For generations, ham curing had been a seasonal event for Virginia farmers. Hogs were killed in the winter and their meat packed in salt while the weather was cool enough to keep it from spoiling. The meat then was rinsed and hung to dry and smoke during the remaining cool months. With luck, it would endure the high temperatures of summer to age. In 1926, S. Wallace Edwards, the young captain of the Jamestown-Surry ferry, began selling ham sandwiches to his passengers. The ham had been cured by him as on the family farm according to those time-tested methods. Soon demand became great enough that Edwards was curing hams on a full-time basis. To this day, S. Wallace Edwards & Sons remains a family operation in Surry County not far from Jamestown. Today’s facilities simulate the seasons without sacrificing the care and attention that result in that unique flavor of Virginia hams.
White Bag Country Ham
Country Hams are the quintessential dish of The South. A traditional favorite of true country ham lovers. Dry salt-cured, slow-smoked over a smoldering hickory, and aged a minimum of 3 months. The result: Rich mahogany color and distinct country ham flavor.
Storage: Requires no refrigeration prior to cooking. For peak flavor, prepare within 2 months of purchase. Store by hanging in cool, dry place. If stored longer, ham will continue to dry and become more intensely flavored.
Preparation: Mold on skin of an aged ham is natural and harmless. Remove by washing with hot water and stiff brush. Can be soaked in hot water overnight to remove salt. If you soak your ham, be sure to change water before cooking.
Carving: The flavor of aged hams is enhanced by carving into very thin slices. (Thick slices can cause overpowering flavor intensity.) Using a sharp knife, make your first cut on the glazed side of the ham, at hock (small) end. Cut consecutive slices on a 45 degree angle, straight to the bone, keeping slices as thin as possible.
Traditional Method: After washing & soaking, place ham in large pan and fully submerge in cold water. Bring water to slow SIMMER (not boil) and maintain for 20-25 minutes per pound (e.g., approximately 5 hours for 12 lb. ham) & or until meat thermometer shows internal temperature of 160 degrees F. Add water as needed to keep ham covered. When fully cooked, remove ham from pan and, while still warm, remove skin & trim fat to 1/4-inch thickness.

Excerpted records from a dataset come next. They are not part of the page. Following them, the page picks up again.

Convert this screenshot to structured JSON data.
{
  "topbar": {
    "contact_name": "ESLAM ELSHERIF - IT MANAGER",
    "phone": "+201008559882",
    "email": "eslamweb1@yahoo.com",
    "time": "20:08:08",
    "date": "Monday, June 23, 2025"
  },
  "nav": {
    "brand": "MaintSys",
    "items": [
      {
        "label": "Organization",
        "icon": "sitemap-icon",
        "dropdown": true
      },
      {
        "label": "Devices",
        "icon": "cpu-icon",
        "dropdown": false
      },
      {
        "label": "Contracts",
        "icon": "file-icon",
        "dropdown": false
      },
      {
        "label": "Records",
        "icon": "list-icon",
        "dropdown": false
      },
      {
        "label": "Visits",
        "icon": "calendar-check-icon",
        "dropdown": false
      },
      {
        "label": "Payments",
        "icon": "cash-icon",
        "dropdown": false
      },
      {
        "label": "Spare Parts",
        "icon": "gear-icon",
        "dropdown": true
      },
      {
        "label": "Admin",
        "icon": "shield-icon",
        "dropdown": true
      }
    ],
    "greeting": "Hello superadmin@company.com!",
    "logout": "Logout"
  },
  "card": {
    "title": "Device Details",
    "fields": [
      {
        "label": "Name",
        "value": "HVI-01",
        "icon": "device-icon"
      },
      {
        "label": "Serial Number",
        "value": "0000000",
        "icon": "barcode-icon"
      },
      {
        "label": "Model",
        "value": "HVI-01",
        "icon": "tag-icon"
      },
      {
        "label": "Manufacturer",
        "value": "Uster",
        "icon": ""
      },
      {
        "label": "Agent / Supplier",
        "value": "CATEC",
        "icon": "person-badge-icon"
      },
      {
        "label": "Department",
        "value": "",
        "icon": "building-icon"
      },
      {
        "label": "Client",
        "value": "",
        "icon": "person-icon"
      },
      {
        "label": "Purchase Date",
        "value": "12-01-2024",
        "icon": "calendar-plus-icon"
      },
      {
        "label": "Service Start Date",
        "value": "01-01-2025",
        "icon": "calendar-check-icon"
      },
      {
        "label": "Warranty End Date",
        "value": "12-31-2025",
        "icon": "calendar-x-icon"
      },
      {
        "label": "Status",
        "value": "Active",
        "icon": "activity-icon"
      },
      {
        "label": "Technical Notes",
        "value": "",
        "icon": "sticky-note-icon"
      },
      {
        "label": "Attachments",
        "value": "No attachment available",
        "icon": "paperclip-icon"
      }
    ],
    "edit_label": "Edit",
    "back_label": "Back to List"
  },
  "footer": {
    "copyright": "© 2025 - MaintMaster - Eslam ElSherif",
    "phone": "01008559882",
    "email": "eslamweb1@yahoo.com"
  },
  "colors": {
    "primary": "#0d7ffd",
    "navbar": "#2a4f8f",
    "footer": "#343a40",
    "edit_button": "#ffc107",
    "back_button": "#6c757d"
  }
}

Glaze ham, if desired.
Baking: After washing the ham cook the ham in a low oven in a covered roasting pan with just a quart of water or after washing and soaking the ham you can pour 5 cups of water over ham, place lid firmly on pan and place in pre-heated oven at 500 degrees F. After 15 minutes, turn off oven. DO NOT OPEN OVEN. In 3 hours, re-heat oven to 500 degrees F., bake for 15 minutes and turn off oven again. (DO NOT OPEN.) Leave ham in oven overnight, or until oven is completely cool. Finally, take ham out of pan, remove skin & trim fat to 1/4-inch thickness. Glaze ham, if desired.
Frying: Cut UNCOOKED ham into slices no more than 1/8-inch thick, wash and trim off skin. Place in skillet with 1/8 cup water, parboil until water is gone. Cook slices over medium heat until slightly browned. (Avoid overcooking, as this will cause ham to become tough.) Frying tends to intensify the flavor of aged ham.
Red Eye Gravy: Remove fried slices to platter. To skillet drippings, add 1 3/4 cup water or water/coffee mixture. Bring to boil and serve with ham slices.
Glazing: After skin removal and fat trimming, rub 1 cup of glaze (or brown sugar) over ham, score fat in a diamond pattern, and stub with whole cloves. Bake at 300 degrees F for about 30 minutes, or until lightly browned.
Shelf Life (after cooking): 10 days without refrigeration, 8 weeks refrigerated, 4 months frozen.
Y0303303 · Bone-In · 1/15lb